• Problem statement:
Copy out each line of the data that holds the word "value".

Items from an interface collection

== == ==

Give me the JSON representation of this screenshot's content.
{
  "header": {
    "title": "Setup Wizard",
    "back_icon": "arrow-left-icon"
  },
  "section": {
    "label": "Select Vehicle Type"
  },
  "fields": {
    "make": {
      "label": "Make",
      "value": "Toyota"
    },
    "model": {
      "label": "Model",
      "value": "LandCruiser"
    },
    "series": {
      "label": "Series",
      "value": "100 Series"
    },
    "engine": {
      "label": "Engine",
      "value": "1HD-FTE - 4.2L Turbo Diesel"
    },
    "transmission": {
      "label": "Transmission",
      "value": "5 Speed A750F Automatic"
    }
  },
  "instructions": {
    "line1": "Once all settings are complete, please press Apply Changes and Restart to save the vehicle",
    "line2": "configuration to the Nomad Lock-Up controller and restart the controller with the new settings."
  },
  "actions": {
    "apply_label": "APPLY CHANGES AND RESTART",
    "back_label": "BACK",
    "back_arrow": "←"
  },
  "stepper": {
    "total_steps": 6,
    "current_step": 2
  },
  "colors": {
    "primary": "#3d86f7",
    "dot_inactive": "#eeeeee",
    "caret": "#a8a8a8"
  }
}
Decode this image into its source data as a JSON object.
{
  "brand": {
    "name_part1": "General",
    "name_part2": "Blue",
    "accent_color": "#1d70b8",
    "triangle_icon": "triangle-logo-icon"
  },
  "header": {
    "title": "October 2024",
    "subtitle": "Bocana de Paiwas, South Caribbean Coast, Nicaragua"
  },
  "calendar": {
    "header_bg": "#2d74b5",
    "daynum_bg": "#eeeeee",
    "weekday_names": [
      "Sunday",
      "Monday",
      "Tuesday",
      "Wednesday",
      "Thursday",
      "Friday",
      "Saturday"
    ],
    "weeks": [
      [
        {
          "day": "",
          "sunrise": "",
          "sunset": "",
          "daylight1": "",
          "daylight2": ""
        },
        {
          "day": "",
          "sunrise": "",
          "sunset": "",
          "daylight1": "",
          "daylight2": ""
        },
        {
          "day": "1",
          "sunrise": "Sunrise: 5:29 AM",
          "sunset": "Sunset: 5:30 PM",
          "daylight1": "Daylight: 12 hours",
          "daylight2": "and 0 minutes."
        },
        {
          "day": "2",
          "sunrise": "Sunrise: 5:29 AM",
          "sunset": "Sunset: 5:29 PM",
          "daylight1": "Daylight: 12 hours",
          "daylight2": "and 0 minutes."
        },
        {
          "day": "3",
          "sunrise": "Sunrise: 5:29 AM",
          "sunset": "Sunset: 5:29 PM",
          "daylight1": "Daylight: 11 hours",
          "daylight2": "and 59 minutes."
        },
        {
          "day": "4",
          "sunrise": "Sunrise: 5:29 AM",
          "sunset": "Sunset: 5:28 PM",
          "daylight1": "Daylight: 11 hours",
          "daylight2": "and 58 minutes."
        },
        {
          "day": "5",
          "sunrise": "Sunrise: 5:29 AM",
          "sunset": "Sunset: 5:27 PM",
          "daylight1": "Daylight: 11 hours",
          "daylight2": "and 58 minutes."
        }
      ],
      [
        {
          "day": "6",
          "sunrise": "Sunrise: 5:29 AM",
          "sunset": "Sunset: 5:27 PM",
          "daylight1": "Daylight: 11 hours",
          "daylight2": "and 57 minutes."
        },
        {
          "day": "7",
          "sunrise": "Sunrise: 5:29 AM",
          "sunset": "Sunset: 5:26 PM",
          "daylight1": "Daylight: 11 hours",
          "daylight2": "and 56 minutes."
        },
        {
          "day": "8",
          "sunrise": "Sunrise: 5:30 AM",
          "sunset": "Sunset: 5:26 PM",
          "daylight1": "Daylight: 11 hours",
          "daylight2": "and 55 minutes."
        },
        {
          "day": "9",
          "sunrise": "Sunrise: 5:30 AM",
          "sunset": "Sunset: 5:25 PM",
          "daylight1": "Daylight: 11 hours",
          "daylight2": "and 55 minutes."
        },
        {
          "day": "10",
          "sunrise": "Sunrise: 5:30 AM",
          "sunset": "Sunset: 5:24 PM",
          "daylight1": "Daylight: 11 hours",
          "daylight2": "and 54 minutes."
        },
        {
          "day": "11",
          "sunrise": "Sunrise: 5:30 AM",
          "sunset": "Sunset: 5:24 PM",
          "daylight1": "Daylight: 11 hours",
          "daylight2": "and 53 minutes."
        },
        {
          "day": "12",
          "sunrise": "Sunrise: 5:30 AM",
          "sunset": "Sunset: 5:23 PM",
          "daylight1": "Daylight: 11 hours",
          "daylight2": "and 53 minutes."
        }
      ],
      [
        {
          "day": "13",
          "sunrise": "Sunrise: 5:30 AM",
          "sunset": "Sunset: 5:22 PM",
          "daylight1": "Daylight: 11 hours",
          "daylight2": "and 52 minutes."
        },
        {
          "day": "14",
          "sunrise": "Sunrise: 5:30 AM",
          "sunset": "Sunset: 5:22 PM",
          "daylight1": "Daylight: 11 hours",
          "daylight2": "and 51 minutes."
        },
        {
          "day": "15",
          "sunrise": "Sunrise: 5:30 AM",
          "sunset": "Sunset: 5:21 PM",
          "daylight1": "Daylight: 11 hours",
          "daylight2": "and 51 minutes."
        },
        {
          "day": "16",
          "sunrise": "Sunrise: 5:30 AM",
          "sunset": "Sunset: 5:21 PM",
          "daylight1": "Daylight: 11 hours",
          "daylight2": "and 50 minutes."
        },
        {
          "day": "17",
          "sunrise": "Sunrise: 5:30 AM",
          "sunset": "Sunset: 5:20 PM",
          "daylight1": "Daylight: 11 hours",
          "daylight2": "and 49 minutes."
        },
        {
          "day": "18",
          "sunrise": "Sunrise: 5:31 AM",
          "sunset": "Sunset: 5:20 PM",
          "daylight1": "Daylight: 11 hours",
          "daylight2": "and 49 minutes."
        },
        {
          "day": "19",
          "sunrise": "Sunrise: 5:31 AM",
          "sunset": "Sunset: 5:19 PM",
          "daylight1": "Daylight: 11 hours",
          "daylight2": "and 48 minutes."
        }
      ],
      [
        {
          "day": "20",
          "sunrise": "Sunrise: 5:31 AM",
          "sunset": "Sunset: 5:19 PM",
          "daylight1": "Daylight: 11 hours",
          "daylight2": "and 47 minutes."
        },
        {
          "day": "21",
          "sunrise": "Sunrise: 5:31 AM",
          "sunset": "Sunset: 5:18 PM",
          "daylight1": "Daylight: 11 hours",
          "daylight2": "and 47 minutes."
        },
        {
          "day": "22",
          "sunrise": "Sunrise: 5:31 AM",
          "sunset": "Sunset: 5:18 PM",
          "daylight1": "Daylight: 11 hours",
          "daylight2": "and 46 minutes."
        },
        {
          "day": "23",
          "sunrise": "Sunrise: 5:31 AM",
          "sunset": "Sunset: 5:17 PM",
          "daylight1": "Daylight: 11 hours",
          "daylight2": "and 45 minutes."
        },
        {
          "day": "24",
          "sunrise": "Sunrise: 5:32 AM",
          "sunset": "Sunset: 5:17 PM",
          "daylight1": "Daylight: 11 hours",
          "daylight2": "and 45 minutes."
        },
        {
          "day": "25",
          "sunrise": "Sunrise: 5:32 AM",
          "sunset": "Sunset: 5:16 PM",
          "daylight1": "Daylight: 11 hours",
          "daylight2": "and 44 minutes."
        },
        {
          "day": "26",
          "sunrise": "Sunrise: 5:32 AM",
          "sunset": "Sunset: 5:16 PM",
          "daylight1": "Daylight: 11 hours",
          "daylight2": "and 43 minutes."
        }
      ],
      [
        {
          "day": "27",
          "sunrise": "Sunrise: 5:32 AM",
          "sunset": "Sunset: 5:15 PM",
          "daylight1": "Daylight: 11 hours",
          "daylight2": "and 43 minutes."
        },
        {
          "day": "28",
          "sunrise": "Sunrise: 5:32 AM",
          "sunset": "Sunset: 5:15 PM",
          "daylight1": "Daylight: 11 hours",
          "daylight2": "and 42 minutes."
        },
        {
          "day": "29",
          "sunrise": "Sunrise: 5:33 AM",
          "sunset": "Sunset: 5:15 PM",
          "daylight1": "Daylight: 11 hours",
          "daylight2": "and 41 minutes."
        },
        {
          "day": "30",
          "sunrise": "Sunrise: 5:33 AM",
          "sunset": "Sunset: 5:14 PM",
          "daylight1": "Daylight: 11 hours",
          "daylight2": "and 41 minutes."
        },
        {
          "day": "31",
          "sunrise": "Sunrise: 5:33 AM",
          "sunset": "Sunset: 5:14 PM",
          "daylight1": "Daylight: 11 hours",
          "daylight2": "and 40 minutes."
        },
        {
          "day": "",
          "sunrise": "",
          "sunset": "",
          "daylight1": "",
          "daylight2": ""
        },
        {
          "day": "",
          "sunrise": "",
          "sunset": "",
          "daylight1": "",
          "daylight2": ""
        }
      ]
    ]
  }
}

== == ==

• Result:
      "value": "Toyota"
      "value": "LandCruiser"
      "value": "100 Series"
      "value": "1HD-FTE - 4.2L Turbo Diesel"
      "value": "5 Speed A750F Automatic"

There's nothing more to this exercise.